Sunday, 17 June 2007

Xenon10 taking the lead

It is a bit belated news but i still find it worthy to point out. Two weeks ago the XENON collaboration posted a paper with new limits on dark matter from direct detection. The paper follows earlier announcements and a note in Nature.

There must be a flux of dark matter passing constantly through the Earth. If the dark matter particle belongs to the WIMP category, it is supposed to have weak strength interactions with the Standard Model matter. In such a case, once in a while it should collide with an atom and we may observe a recoil energy transferred to the nucleus. The XENON10 expreriment uses xenon as a target. They apply some clever techniques to reduce the background from other particles (e.g. neutrons or photons) penetrating the tank. Interested engineers and hobbyists may find the details in the paper. For all the rest, the important stuff is summarized in this plot:
It shows the limit on the spin-independent scattering cross section of dark matter on nucleons as a function of the dark matter particle mass. The new limits are better by a factor of six than the previous ones from the CDMS-II experiment. I guess that at this point the controversial DAMA detection signal can be forever buried in oblivion. For reference, the plot shows expected cross sections in the constrained MSSM scenario.
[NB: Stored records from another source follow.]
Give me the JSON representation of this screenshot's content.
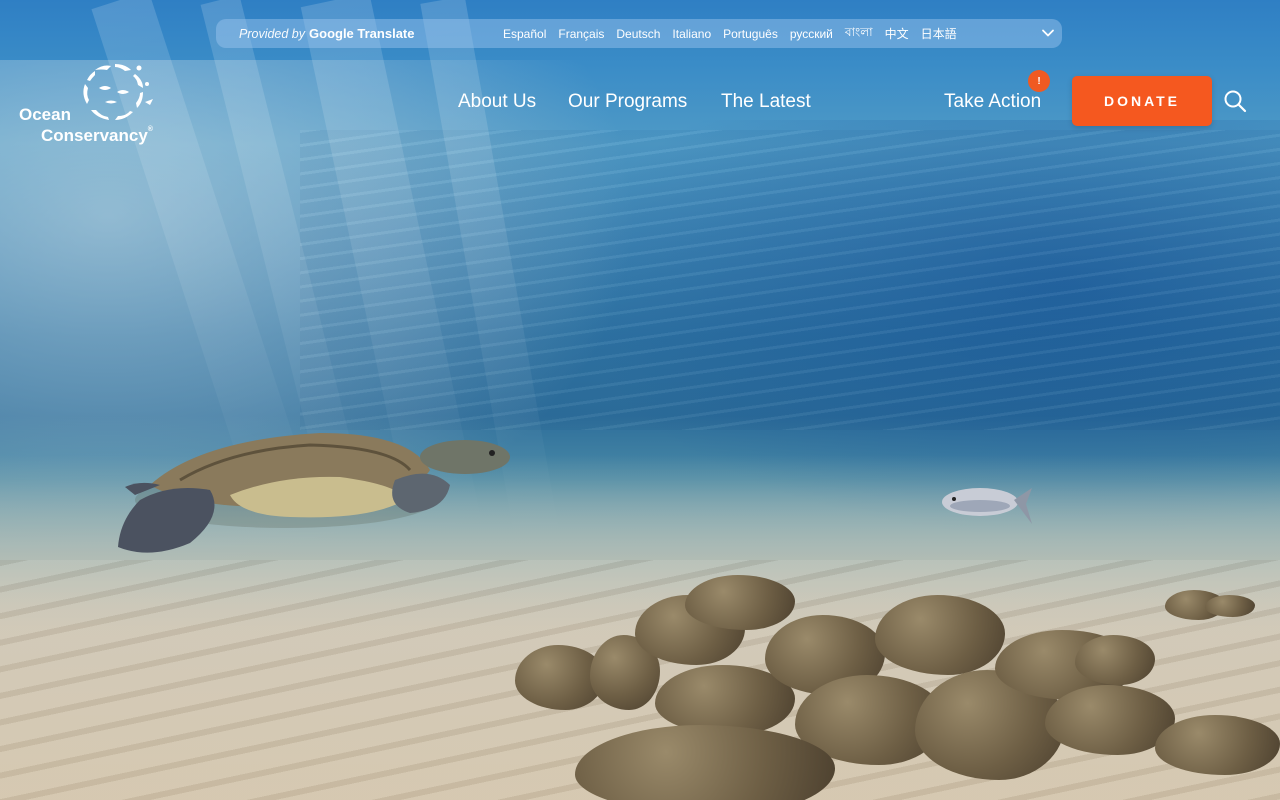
{
  "translate": {
    "provided_by": "Provided by",
    "provider": "Google Translate",
    "languages": [
      "Español",
      "Français",
      "Deutsch",
      "Italiano",
      "Português",
      "русский",
      "বাংলা",
      "中文",
      "日本語"
    ],
    "dropdown_icon": "chevron-down-icon"
  },
  "logo": {
    "line1": "Ocean",
    "line2": "Conservancy",
    "registered": "®",
    "emblem_icon": "marine-life-circle-emblem"
  },
  "nav": {
    "items": [
      "About Us",
      "Our Programs",
      "The Latest",
      "Take Action"
    ],
    "take_action_badge": "!",
    "donate_label": "DONATE",
    "search_icon": "search-icon"
  },
  "colors": {
    "accent": "#f5581f",
    "badge": "#f05a22",
    "text": "#ffffff"
  },
  "hero": {
    "image": "underwater-sea-turtle-scene"
  }
}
Of course, the importance of the XENON10 results goes far beyond constraining the parameter space of some obsolete models. The exciting point is that we are really probing the cross sections expected for WIMP particles. In the coming years we either confirm the WIMP hypothesis or make it implausible. No need to tell that an eventual positive signal would have a huge impact on the LHC program and science fiction literature.

Thursday, 14 June 2007

Nima's Horizons

Nima Arkani-Hamed is yet another soul that has fallen to the spell of the landscape. Landscape is a perfect framework for predicting things we already know. Nima is a bit more clever than that. He is concerned with a bigger picture. I mean, with conceptual questions associated with the existence of multiple vacua in a gravity theory.

Nima shared some remarks on the subject yesterday in a theory seminar. He drew an analogy between the present situation in particle physics and the early days of quantum mechanics. In the latter case, quantum effects turned out to imply loss of predictivity concerning the results of individual measurements. Now, he believes, we should again accept certain loss of predictivity due to the landscape and the anthropic selection.

That was an introduction. The bulk of the talk was about the Standard Model landscape. It turns out that the landscape pops up in the minimal Standard Model coupled to Einstein gravity with a small cosmological constant. Such a system has, of course, a unique 4D de Sitter vacuum, but there exist many more vacua with compactified spatial dimensions. One example is the class of vacua with the AdS3xS1 geometry. The radius of the circle is stabilized by the interplay of the small cosmological constant and the Casimir energy induced by the photon, the graviton and the light neutrinos. The funny accident is that these vacua would not exist if the cosmological constant were a factor of 10 larger or if the solar neutrino mass squared difference were a factor of 10 smaller.

Nima went on discussing some more technical details of this setup:
  • A near-moduli space of the photon Wilson line wrapping the circle.
  • Black string solutions interpolating between 4D and 3D vacua.
  • The two-dimensional CFT dual to the Standard Model.
All that you can find in his recent paper.

Up to this point, i've been almost fair. Now it's time for a few snide remarks. Listening to this talk was like visiting a flea market. It was colourful and entertaining, but most of the things on display seemed utterly useless. Nima forgot to say what can the Standard Model landscape teach us about the big questions he had addressed at the beginning. Well, certainly the landscape may be present in far simpler setups than string theory. But in this very example it seems totally irrelevant, both from the theoretical and the experimental points of view. I had this guilty feeling that i wouldn't even bother to listen if the name of the speaker were different. Judging from the looks on the others' faces, i wasn't all alone...

Transparencies not available, as usual, though this time it isn't so much of a waste.